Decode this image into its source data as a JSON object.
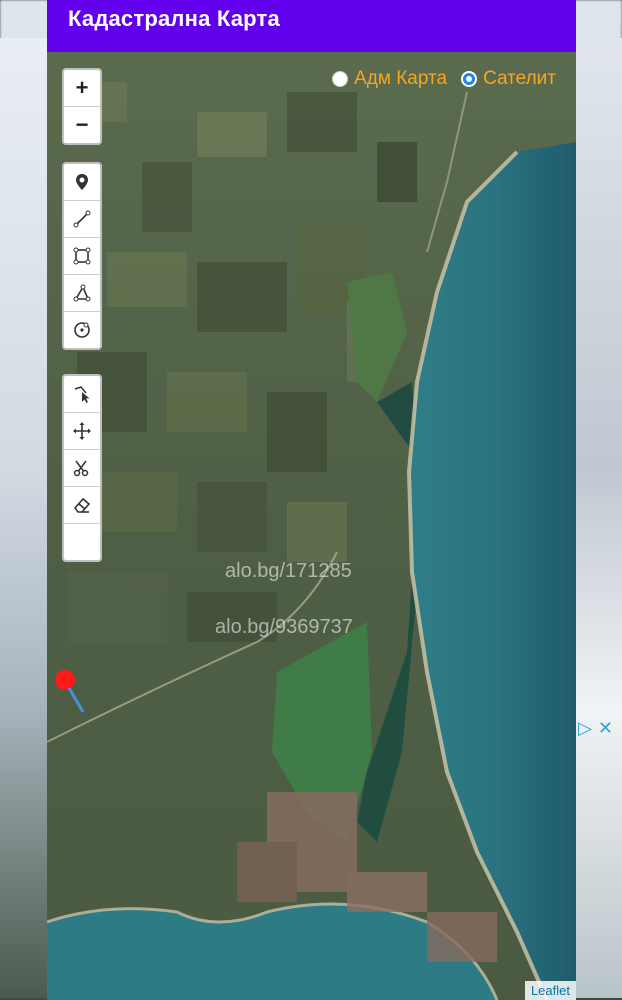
{
  "app": {
    "title": "Кадастрална Карта"
  },
  "layers": {
    "options": [
      {
        "label": "Адм Карта",
        "checked": false
      },
      {
        "label": "Сателит",
        "checked": true
      }
    ]
  },
  "controls": {
    "zoom_in": "+",
    "zoom_out": "−",
    "draw_tools": [
      "marker-icon",
      "polyline-icon",
      "rectangle-icon",
      "polygon-icon",
      "circle-marker-icon"
    ],
    "edit_tools": [
      "cursor-edit-icon",
      "move-icon",
      "cut-icon",
      "eraser-icon",
      "empty-slot"
    ]
  },
  "watermarks": [
    "alo.bg/171285",
    "alo.bg/9369737"
  ],
  "attribution": "Leaflet",
  "colors": {
    "header": "#6200ee",
    "radio_label": "#f5a623",
    "radio_selected": "#1e88e5"
  }
}
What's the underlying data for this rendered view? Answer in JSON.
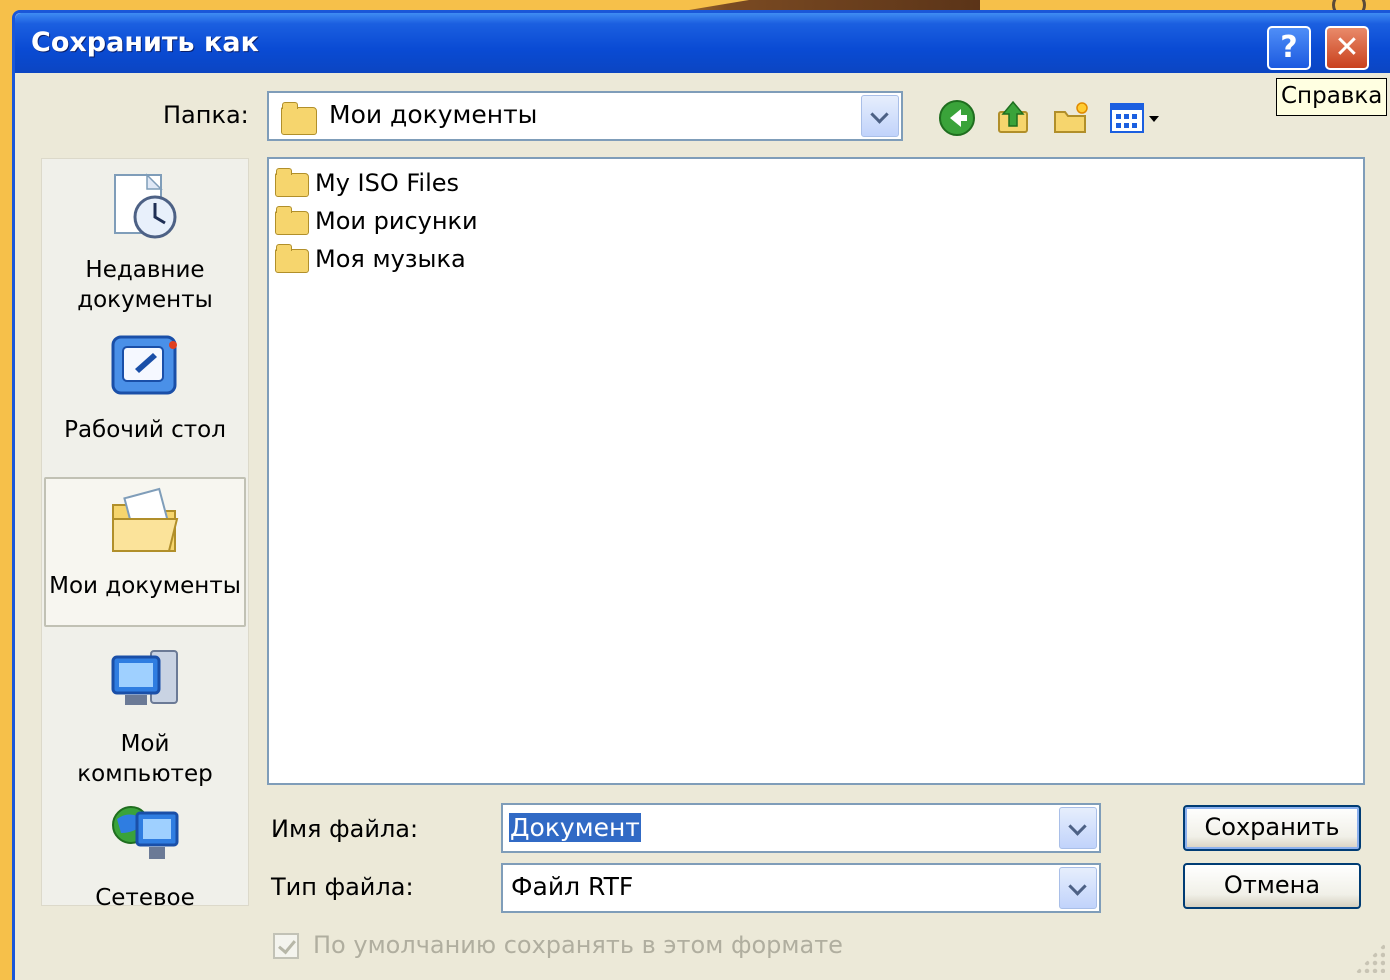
{
  "window": {
    "title": "Сохранить как",
    "help_symbol": "?",
    "close_symbol": "✕",
    "tooltip": "Справка"
  },
  "location": {
    "label": "Папка:",
    "value": "Мои документы",
    "icon": "documents-folder-icon"
  },
  "toolbar": {
    "icons": [
      "back-icon",
      "up-folder-icon",
      "new-folder-icon",
      "view-menu-icon"
    ]
  },
  "places": [
    {
      "label": "Недавние документы",
      "icon": "recent-documents-icon",
      "selected": false
    },
    {
      "label": "Рабочий стол",
      "icon": "desktop-icon",
      "selected": false
    },
    {
      "label": "Мои документы",
      "icon": "my-documents-icon",
      "selected": true
    },
    {
      "label": "Мой компьютер",
      "icon": "my-computer-icon",
      "selected": false
    },
    {
      "label": "Сетевое",
      "icon": "network-icon",
      "selected": false
    }
  ],
  "files": [
    {
      "name": "My ISO Files",
      "icon": "folder-icon"
    },
    {
      "name": "Мои рисунки",
      "icon": "pictures-folder-icon"
    },
    {
      "name": "Моя музыка",
      "icon": "music-folder-icon"
    }
  ],
  "filename": {
    "label": "Имя файла:",
    "value": "Документ"
  },
  "filetype": {
    "label": "Тип файла:",
    "value": "Файл RTF"
  },
  "buttons": {
    "save": "Сохранить",
    "cancel": "Отмена"
  },
  "checkbox": {
    "label": "По умолчанию сохранять в этом формате",
    "checked": true,
    "disabled": true
  },
  "colors": {
    "titlebar": "#0a4bd4",
    "dialog_bg": "#ece9d8",
    "selection": "#316ac5",
    "desktop_bg": "#f6c04a"
  }
}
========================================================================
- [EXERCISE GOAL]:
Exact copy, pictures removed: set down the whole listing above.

- [RESPONSE TO THIS EXERCISE]:
Decode this image into its source data as a JSON object.
{
  "app": {
    "title": "Кадастрална Карта"
  },
  "layers": {
    "options": [
      {
        "label": "Адм Карта",
        "checked": false
      },
      {
        "label": "Сателит",
        "checked": true
      }
    ]
  },
  "controls": {
    "zoom_in": "+",
    "zoom_out": "−",
    "draw_tools": [
      "marker-icon",
      "polyline-icon",
      "rectangle-icon",
      "polygon-icon",
      "circle-marker-icon"
    ],
    "edit_tools": [
      "cursor-edit-icon",
      "move-icon",
      "cut-icon",
      "eraser-icon",
      "empty-slot"
    ]
  },
  "watermarks": [
    "alo.bg/171285",
    "alo.bg/9369737"
  ],
  "attribution": "Leaflet",
  "colors": {
    "header": "#6200ee",
    "radio_label": "#f5a623",
    "radio_selected": "#1e88e5"
  }
}
What's the underlying data for this rendered view? Answer in JSON.
{
  "window": {
    "title": "Сохранить как",
    "help_symbol": "?",
    "close_symbol": "✕",
    "tooltip": "Справка"
  },
  "location": {
    "label": "Папка:",
    "value": "Мои документы",
    "icon": "documents-folder-icon"
  },
  "toolbar": {
    "icons": [
      "back-icon",
      "up-folder-icon",
      "new-folder-icon",
      "view-menu-icon"
    ]
  },
  "places": [
    {
      "label": "Недавние документы",
      "icon": "recent-documents-icon",
      "selected": false
    },
    {
      "label": "Рабочий стол",
      "icon": "desktop-icon",
      "selected": false
    },
    {
      "label": "Мои документы",
      "icon": "my-documents-icon",
      "selected": true
    },
    {
      "label": "Мой компьютер",
      "icon": "my-computer-icon",
      "selected": false
    },
    {
      "label": "Сетевое",
      "icon": "network-icon",
      "selected": false
    }
  ],
  "files": [
    {
      "name": "My ISO Files",
      "icon": "folder-icon"
    },
    {
      "name": "Мои рисунки",
      "icon": "pictures-folder-icon"
    },
    {
      "name": "Моя музыка",
      "icon": "music-folder-icon"
    }
  ],
  "filename": {
    "label": "Имя файла:",
    "value": "Документ"
  },
  "filetype": {
    "label": "Тип файла:",
    "value": "Файл RTF"
  },
  "buttons": {
    "save": "Сохранить",
    "cancel": "Отмена"
  },
  "checkbox": {
    "label": "По умолчанию сохранять в этом формате",
    "checked": true,
    "disabled": true
  },
  "colors": {
    "titlebar": "#0a4bd4",
    "dialog_bg": "#ece9d8",
    "selection": "#316ac5",
    "desktop_bg": "#f6c04a"
  }
}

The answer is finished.